Overly-Burdensome Job Licensing Has Unintended Consequences
State and local tax revenue could increase over $400 million if Iowa eliminated excessive occupational licensing fees.
Are you interested in economic growth that could generate over $400 million in new state and local tax revenue in our state? We sure are. A new study released last month by the Pioneer Institute estimates that state and local governments in Iowa could receive as much as $422 million in new tax revenues from growth generated by significant occupational licensing reform. That amount far exceeds the $161 million in occupational licensing fees that are currently collected in Iowa.
Iowans for Tax Relief made occupational licensing reform a priority during the 2019 legislative session and we continue to advocate that cuts be made to a hefty red tape tax in our state. The study from the Pioneer Institute, an independent, non-partisan research organization based in Massachusetts, detailed the overlooked burden.
Excessive occupational licensing fees are, effectively, a tax on entering the workforce.
“Excessive occupational licensing fees are, effectively, a tax on entering the workforce. That’s a bad approach to taxation because it impedes citizens from gaining employment that would otherwise generate state income and sales tax revenue, and general economic vitality,” the report stated. “Furthermore, thanks to the opportunity costs of occupational licensing laws, people spend hundreds of hours complying with these regulations instead of working, and thus earning more money that could be growing state sales and income tax bases.”
Despite the worthy goals of protecting the health and safety of the public, overly-burdensome occupational licensing often has numerous other unintended consequences. Entrepreneurship can be stifled, recidivism in the criminal justice system can be increased, barriers to entering the workforce can be erected, and consumer choice can be reduced. All of this adds up to lost economic growth.

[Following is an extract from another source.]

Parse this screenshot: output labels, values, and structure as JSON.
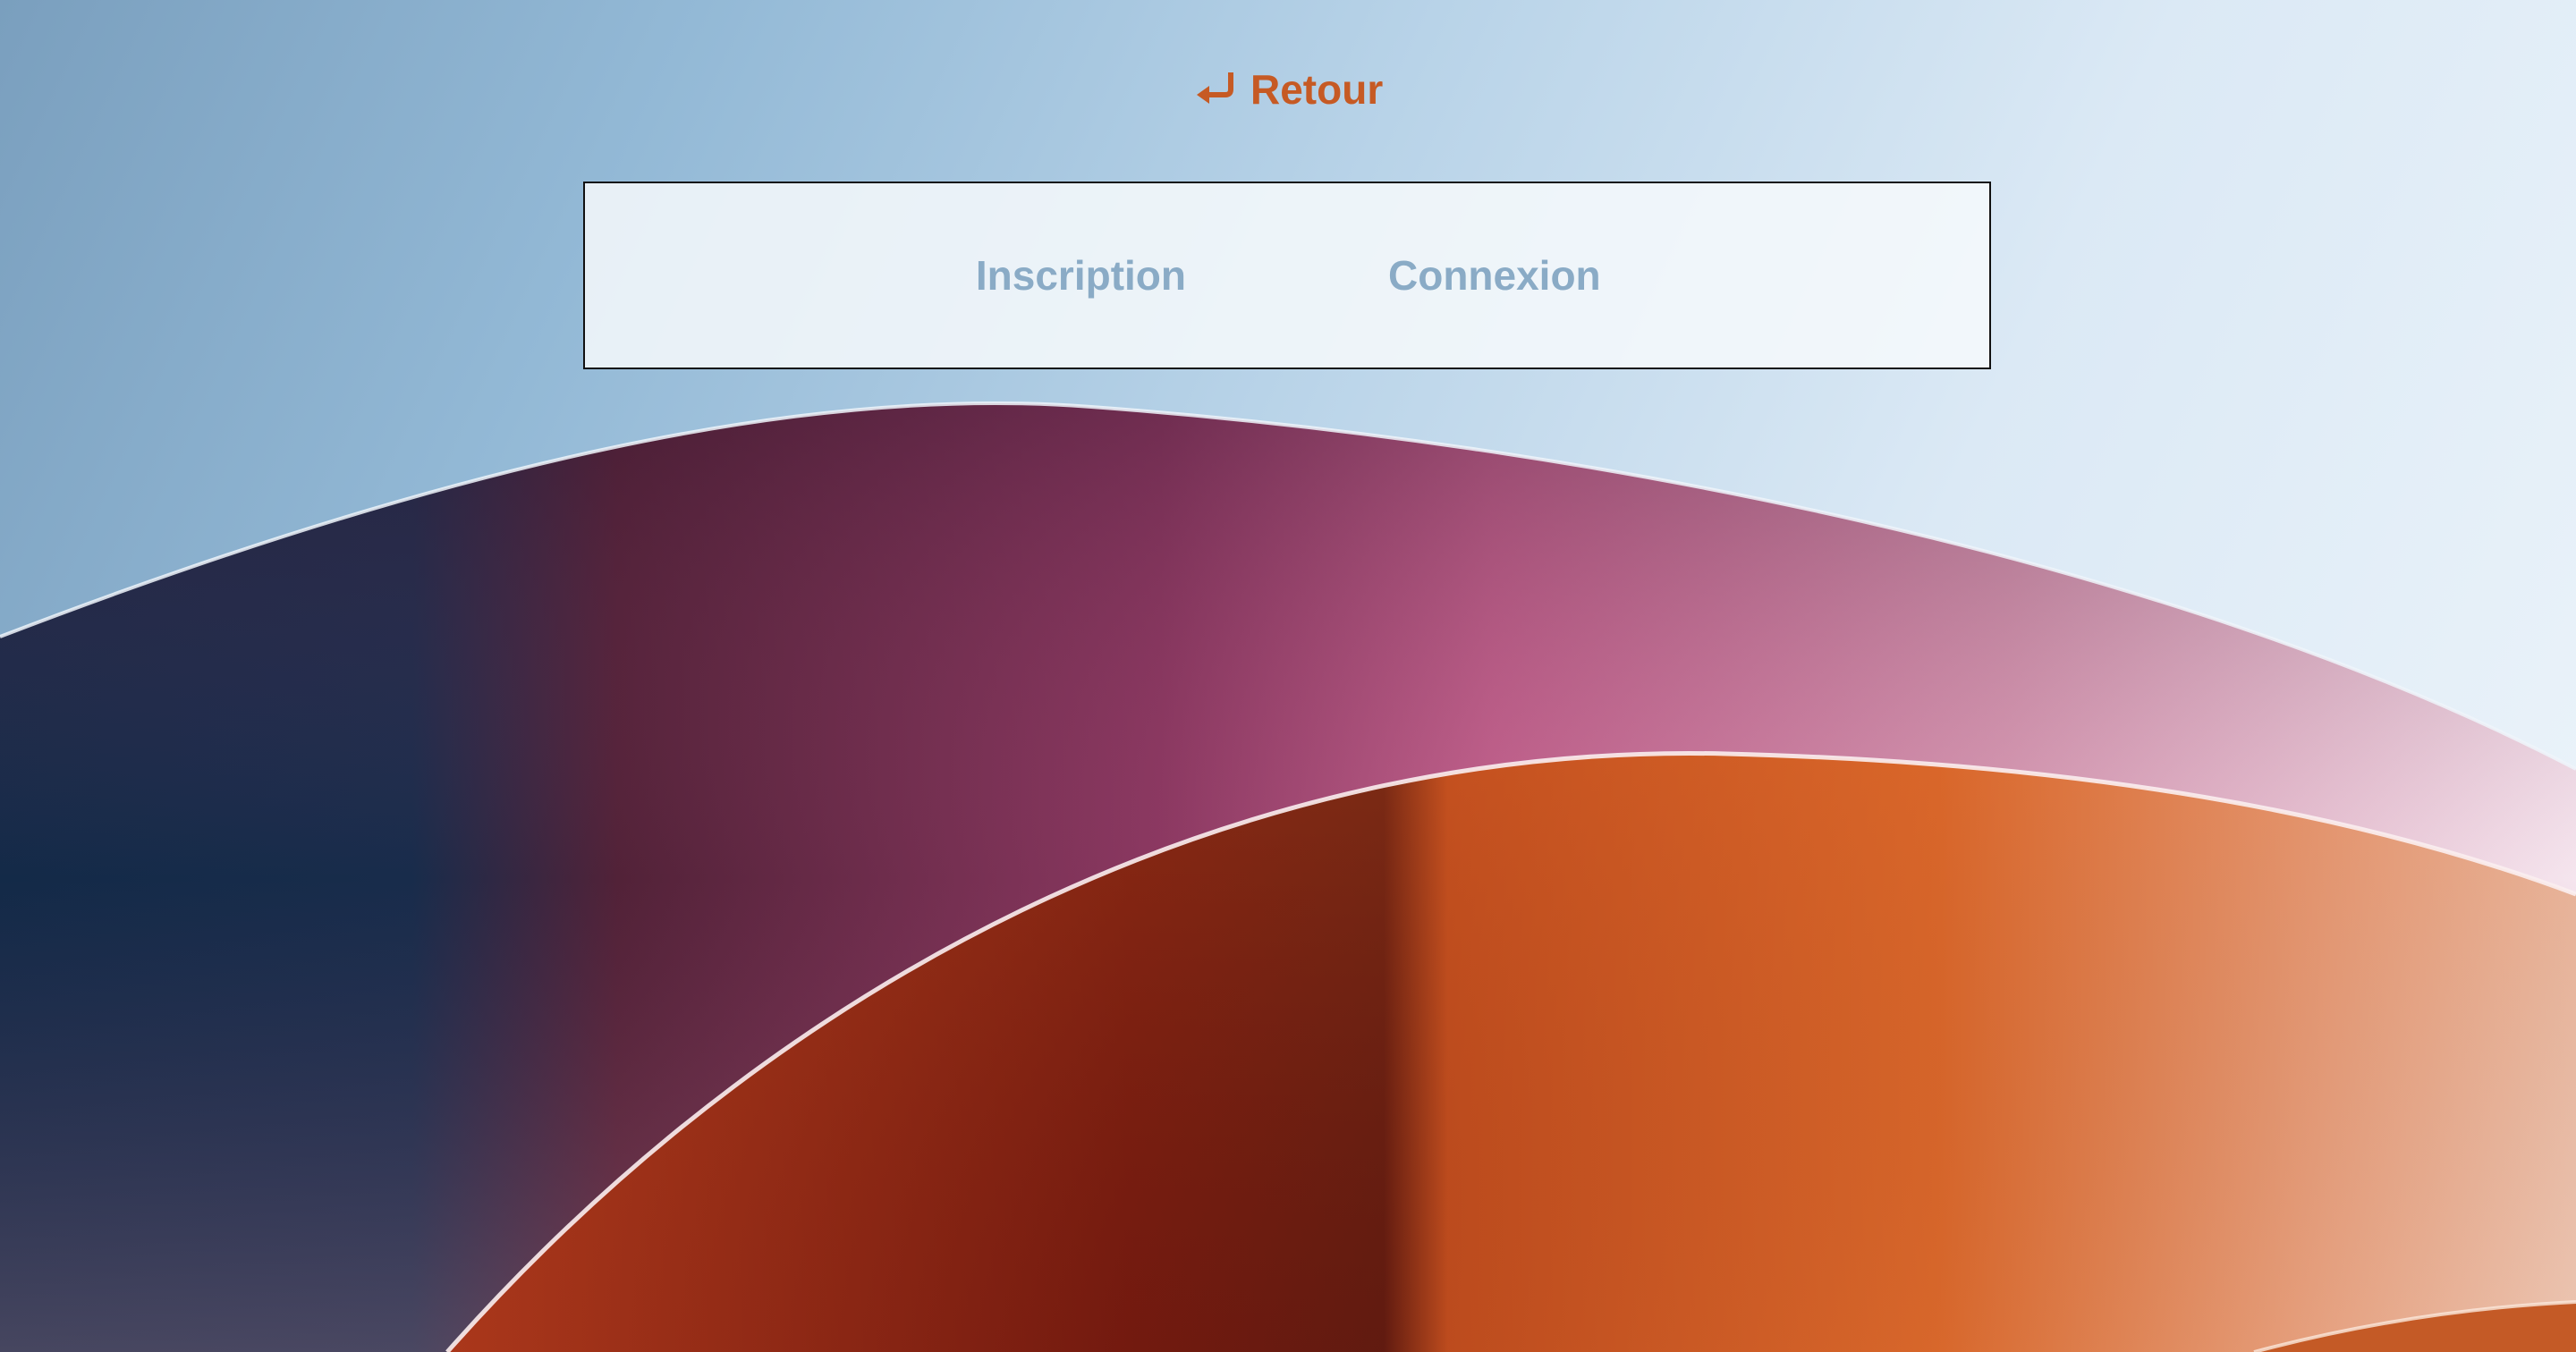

Lawmakers should consider four key solutions that would improve occupational licensing in Iowa:
- A periodic review of all existing license requirements.
- An easier path back to the workforce for Iowans with past criminal convictions.
- Universal recognition for license holders in other states.
- Fee waivers for workers under a specified income level.
The Pioneer Institute utilized work that Morris Kleiner and Evgeny Vorotnikov released in a paper with The Institute for Justice to calculate how licensing reform would impact public finance in Iowa and 35 other states. The estimated $261 million net impact to the bottom lines of state and local governments in Iowa illustrates the very real cost of red tape.